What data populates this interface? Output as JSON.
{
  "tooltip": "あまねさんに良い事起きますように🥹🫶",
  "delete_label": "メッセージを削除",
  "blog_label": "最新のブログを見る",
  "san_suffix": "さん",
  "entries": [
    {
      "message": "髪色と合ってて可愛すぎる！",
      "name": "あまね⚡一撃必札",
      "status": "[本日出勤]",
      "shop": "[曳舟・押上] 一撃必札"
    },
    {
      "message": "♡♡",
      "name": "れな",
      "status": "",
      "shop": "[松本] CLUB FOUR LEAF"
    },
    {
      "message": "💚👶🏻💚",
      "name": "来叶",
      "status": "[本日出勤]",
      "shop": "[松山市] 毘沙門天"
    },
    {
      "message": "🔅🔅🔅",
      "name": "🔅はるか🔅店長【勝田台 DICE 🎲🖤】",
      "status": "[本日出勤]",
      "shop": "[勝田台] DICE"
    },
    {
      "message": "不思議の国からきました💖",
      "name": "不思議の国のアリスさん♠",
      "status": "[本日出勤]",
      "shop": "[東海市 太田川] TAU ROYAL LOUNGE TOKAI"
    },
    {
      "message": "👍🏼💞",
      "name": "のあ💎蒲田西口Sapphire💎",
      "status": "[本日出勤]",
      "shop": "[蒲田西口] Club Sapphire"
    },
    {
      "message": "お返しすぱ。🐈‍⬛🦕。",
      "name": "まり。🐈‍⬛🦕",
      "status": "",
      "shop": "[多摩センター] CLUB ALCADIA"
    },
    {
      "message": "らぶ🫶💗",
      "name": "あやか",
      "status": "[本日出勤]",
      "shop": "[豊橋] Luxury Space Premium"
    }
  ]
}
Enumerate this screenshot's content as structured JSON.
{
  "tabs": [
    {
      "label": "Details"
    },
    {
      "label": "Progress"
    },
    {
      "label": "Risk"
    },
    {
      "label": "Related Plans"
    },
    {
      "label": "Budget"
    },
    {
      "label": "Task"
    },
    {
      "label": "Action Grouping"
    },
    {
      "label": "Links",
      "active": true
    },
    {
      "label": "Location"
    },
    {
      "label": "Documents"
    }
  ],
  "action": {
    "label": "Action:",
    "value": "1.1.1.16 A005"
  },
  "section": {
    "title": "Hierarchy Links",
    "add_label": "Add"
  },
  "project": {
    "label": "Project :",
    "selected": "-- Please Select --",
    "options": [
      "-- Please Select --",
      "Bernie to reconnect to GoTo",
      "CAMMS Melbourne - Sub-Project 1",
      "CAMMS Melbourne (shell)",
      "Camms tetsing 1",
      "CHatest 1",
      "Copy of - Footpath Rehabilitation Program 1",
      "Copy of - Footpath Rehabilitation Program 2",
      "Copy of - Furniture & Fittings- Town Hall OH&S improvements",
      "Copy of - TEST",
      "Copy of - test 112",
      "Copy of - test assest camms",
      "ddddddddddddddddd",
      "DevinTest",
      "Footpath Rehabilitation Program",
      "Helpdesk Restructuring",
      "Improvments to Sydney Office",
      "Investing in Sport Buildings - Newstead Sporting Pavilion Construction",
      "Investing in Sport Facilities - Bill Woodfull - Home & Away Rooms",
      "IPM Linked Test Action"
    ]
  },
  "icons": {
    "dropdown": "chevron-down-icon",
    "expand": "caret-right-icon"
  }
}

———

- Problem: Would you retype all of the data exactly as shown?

- Result below:
What data populates this interface? Output as JSON.
{
  "tooltip": "あまねさんに良い事起きますように🥹🫶",
  "delete_label": "メッセージを削除",
  "blog_label": "最新のブログを見る",
  "san_suffix": "さん",
  "entries": [
    {
      "message": "髪色と合ってて可愛すぎる！",
      "name": "あまね⚡一撃必札",
      "status": "[本日出勤]",
      "shop": "[曳舟・押上] 一撃必札"
    },
    {
      "message": "♡♡",
      "name": "れな",
      "status": "",
      "shop": "[松本] CLUB FOUR LEAF"
    },
    {
      "message": "💚👶🏻💚",
      "name": "来叶",
      "status": "[本日出勤]",
      "shop": "[松山市] 毘沙門天"
    },
    {
      "message": "🔅🔅🔅",
      "name": "🔅はるか🔅店長【勝田台 DICE 🎲🖤】",
      "status": "[本日出勤]",
      "shop": "[勝田台] DICE"
    },
    {
      "message": "不思議の国からきました💖",
      "name": "不思議の国のアリスさん♠",
      "status": "[本日出勤]",
      "shop": "[東海市 太田川] TAU ROYAL LOUNGE TOKAI"
    },
    {
      "message": "👍🏼💞",
      "name": "のあ💎蒲田西口Sapphire💎",
      "status": "[本日出勤]",
      "shop": "[蒲田西口] Club Sapphire"
    },
    {
      "message": "お返しすぱ。🐈‍⬛🦕。",
      "name": "まり。🐈‍⬛🦕",
      "status": "",
      "shop": "[多摩センター] CLUB ALCADIA"
    },
    {
      "message": "らぶ🫶💗",
      "name": "あやか",
      "status": "[本日出勤]",
      "shop": "[豊橋] Luxury Space Premium"
    }
  ]
}
Enumerate this screenshot's content as structured JSON.
{
  "tabs": [
    {
      "label": "Details"
    },
    {
      "label": "Progress"
    },
    {
      "label": "Risk"
    },
    {
      "label": "Related Plans"
    },
    {
      "label": "Budget"
    },
    {
      "label": "Task"
    },
    {
      "label": "Action Grouping"
    },
    {
      "label": "Links",
      "active": true
    },
    {
      "label": "Location"
    },
    {
      "label": "Documents"
    }
  ],
  "action": {
    "label": "Action:",
    "value": "1.1.1.16 A005"
  },
  "section": {
    "title": "Hierarchy Links",
    "add_label": "Add"
  },
  "project": {
    "label": "Project :",
    "selected": "-- Please Select --",
    "options": [
      "-- Please Select --",
      "Bernie to reconnect to GoTo",
      "CAMMS Melbourne - Sub-Project 1",
      "CAMMS Melbourne (shell)",
      "Camms tetsing 1",
      "CHatest 1",
      "Copy of - Footpath Rehabilitation Program 1",
      "Copy of - Footpath Rehabilitation Program 2",
      "Copy of - Furniture & Fittings- Town Hall OH&S improvements",
      "Copy of - TEST",
      "Copy of - test 112",
      "Copy of - test assest camms",
      "ddddddddddddddddd",
      "DevinTest",
      "Footpath Rehabilitation Program",
      "Helpdesk Restructuring",
      "Improvments to Sydney Office",
      "Investing in Sport Buildings - Newstead Sporting Pavilion Construction",
      "Investing in Sport Facilities - Bill Woodfull - Home & Away Rooms",
      "IPM Linked Test Action"
    ]
  },
  "icons": {
    "dropdown": "chevron-down-icon",
    "expand": "caret-right-icon"
  }
}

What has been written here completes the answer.